_YOUR INSTRUCTIONS_
Please state the number of lines in the records below that contain the string "content", and nothing further.

_Data extracted from a collection_
• • •

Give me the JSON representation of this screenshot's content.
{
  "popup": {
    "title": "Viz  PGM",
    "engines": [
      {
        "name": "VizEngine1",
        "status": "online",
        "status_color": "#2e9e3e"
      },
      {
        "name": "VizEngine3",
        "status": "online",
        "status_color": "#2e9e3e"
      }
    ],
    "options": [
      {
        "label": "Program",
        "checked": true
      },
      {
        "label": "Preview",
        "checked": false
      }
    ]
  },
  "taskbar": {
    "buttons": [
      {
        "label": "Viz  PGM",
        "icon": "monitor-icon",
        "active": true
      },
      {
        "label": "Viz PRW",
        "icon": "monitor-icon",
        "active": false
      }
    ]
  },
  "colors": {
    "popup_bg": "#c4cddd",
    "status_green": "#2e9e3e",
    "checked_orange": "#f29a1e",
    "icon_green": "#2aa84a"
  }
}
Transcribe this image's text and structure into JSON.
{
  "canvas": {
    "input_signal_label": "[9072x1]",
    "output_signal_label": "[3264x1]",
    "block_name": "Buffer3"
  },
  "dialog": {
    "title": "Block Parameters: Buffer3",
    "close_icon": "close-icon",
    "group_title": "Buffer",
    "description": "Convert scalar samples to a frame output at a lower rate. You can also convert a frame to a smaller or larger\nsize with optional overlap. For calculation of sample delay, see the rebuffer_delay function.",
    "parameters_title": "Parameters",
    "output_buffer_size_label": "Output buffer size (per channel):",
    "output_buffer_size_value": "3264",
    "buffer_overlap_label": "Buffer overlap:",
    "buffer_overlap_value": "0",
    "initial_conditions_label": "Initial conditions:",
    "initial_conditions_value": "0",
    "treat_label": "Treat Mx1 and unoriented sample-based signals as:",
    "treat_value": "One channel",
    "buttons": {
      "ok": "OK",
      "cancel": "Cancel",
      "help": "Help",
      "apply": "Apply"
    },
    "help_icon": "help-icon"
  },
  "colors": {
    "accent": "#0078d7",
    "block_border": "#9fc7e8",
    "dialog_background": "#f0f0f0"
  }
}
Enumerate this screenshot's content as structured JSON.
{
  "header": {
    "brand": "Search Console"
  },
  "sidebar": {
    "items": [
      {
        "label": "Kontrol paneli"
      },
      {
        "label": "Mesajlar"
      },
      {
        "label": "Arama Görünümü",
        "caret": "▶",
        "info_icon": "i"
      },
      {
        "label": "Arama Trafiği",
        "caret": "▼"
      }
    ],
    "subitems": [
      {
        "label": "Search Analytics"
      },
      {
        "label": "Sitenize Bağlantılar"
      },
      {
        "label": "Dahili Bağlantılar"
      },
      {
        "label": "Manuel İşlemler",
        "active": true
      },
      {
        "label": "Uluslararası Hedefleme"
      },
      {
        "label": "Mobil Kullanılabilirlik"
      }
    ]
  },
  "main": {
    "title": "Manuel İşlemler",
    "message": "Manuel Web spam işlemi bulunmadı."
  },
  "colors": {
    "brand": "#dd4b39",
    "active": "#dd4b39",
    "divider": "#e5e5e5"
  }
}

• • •

_RESPONSE TO THIS TASK_
2